Manchester attack tribute appears on 'Squinty Bridge'
A tribute to the victims of the Manchester bombing has appeared on a Glasgow landmark.
The names of the 22 people who died are displayed on the city's "Squinty Bridge" along with signs that read "with Manchester" and "respect life".
The tribute, made out of plastic letters tied to the bridge's railings, appeared on the Clyde Arc on Tuesday.
Eilidh MacLeod from Barra was among those who died and her name is displayed in the centre of the bridge.
She had travelled to the Ariana Grande concert with her friend Laura MacIntyre who is said to be making "remarkable progress" after being seriously injured in the bombing.
A suicide bomber attacked concertgoers at the Manchester Arena on 22 May at the end of Ariana Grande's show.
Police named Salman Ramadan Abedi as the attacker.
The Squinty Bridge tribute, which displays the first names of all of those who died in the bombing in simple black lettering, was created by East Ayrshire artist Brian Carey.
He told BBC Scotland he had been moved to make the work because the suicide bombing was "so close to home".
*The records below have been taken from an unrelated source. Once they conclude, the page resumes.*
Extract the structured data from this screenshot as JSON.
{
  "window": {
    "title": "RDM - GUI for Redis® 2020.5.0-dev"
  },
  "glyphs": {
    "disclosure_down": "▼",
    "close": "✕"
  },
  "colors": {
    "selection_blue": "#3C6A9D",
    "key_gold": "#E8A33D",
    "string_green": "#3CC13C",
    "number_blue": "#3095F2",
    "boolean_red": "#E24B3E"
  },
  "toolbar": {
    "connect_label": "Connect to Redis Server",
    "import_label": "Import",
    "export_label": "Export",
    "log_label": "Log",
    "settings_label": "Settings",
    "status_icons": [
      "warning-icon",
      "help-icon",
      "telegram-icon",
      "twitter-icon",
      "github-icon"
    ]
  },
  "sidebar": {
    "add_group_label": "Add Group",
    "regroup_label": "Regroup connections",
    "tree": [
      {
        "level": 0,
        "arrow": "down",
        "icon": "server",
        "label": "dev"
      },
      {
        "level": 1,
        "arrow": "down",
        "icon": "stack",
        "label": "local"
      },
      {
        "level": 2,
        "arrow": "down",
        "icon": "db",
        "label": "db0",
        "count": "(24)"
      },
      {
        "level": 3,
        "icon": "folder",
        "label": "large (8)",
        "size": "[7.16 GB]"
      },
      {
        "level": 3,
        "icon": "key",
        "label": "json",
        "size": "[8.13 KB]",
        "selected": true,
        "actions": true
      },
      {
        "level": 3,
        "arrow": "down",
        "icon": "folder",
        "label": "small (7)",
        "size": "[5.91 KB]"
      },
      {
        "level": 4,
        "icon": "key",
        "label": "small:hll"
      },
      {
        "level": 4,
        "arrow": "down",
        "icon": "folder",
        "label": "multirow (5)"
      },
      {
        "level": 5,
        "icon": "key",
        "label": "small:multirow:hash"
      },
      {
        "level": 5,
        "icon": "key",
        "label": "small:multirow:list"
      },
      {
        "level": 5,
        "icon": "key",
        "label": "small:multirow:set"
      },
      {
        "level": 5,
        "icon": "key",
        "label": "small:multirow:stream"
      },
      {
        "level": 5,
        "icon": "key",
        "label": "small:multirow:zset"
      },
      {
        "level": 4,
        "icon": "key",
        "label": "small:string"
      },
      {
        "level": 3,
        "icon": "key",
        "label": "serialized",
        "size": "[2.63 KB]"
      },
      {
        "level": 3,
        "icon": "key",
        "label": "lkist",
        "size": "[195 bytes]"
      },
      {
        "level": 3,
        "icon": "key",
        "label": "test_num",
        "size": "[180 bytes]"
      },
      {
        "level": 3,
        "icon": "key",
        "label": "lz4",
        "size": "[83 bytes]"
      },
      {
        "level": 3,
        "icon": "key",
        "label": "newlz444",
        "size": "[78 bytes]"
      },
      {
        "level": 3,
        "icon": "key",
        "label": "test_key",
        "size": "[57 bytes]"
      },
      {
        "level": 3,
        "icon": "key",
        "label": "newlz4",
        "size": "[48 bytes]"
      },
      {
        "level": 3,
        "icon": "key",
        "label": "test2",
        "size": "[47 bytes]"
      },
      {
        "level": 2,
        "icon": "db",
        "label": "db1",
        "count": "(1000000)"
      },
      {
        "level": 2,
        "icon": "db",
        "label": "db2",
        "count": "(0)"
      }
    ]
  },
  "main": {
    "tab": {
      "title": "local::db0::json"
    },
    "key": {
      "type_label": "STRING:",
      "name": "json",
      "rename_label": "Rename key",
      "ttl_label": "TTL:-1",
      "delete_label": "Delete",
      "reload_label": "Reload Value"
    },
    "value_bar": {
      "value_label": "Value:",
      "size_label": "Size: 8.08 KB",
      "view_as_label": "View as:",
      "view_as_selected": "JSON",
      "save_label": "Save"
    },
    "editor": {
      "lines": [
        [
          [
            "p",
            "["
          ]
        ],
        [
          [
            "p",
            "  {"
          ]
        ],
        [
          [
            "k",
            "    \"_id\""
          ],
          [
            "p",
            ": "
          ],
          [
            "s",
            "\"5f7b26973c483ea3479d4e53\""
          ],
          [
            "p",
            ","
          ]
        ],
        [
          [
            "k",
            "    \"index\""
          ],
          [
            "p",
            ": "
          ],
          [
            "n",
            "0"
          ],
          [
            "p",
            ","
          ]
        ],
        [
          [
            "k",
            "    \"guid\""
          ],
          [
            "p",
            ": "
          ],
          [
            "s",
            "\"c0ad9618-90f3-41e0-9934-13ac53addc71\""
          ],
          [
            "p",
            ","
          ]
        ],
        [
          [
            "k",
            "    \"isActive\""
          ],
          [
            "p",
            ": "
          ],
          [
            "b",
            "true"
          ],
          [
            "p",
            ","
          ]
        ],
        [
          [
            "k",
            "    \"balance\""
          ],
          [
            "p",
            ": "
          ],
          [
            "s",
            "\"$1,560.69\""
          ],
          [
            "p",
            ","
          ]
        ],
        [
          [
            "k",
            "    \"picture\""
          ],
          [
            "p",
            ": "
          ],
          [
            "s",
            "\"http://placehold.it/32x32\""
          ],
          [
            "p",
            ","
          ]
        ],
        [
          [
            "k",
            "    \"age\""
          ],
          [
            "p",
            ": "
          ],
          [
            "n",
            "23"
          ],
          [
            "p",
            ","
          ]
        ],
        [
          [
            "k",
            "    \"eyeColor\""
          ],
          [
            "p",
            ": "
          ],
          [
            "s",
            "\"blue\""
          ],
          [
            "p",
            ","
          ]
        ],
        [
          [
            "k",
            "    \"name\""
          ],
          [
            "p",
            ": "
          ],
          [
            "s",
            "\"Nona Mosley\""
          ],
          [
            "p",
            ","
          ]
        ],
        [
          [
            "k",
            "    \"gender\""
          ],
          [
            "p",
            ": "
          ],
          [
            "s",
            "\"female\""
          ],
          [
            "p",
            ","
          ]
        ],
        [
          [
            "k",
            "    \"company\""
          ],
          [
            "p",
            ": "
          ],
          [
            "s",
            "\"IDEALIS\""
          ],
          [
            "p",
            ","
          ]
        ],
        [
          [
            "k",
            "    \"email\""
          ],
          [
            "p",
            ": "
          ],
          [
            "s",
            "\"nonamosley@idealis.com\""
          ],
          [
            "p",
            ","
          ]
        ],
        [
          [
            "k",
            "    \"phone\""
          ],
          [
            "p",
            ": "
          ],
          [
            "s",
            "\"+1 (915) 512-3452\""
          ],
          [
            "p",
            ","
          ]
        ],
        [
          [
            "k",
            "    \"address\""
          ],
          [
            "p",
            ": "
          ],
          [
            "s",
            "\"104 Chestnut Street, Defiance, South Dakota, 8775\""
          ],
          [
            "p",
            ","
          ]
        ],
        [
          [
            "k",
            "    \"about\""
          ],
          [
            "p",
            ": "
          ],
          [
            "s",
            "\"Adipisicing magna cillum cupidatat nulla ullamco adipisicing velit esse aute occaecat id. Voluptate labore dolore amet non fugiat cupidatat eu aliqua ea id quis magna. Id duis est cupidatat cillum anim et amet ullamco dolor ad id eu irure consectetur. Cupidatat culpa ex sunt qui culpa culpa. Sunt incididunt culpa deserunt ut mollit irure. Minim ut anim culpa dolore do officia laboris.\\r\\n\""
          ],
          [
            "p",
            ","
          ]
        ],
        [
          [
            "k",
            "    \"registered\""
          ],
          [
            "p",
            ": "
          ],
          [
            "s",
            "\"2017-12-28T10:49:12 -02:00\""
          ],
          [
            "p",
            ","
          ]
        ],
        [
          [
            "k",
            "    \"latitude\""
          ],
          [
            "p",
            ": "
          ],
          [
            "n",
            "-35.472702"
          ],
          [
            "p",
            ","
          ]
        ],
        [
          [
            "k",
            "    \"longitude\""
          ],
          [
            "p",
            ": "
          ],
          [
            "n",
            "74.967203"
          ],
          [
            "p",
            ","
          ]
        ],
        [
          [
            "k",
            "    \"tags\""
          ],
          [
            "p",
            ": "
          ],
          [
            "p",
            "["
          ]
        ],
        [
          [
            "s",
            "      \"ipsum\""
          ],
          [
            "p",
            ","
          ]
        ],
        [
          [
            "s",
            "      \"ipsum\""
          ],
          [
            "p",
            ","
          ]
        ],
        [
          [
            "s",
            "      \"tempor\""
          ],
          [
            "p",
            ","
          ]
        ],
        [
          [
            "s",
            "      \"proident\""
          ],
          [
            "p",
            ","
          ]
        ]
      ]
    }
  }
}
"I used first names only because people with the same name will connect with them. Everyone knows a Robert or an Eilidh," he said.
"It's more personal."
Mr Carey said a woman from Barra happened to be walking by as he finished the artwork on Tuesday afternoon.
"I saw her just stop in her tracks when she saw the name Eilidh. I saw her staring at it," he said.
"She said she belonged to Barra and seeing that name really hits home."
Mr Carey installed similar artwork on the bridge - a memorial to Commonwealth soldiers killed in action - three years ago.
The crosses were eventually removed by Glasgow City Council, who said they were acting after receiving complaints.
The artist said he had emailed the council about the Manchester tribute and had offered to take it down himself if it was left for two weeks.
A vigil was held in Glasgow last Tuesday for the victims of the Manchester attack.
Speaking at the vigil, Glasgow City Council leader Susan Aitken said: "All we can do is send out love, our sympathy and our condolences and say that we stand in solidarity."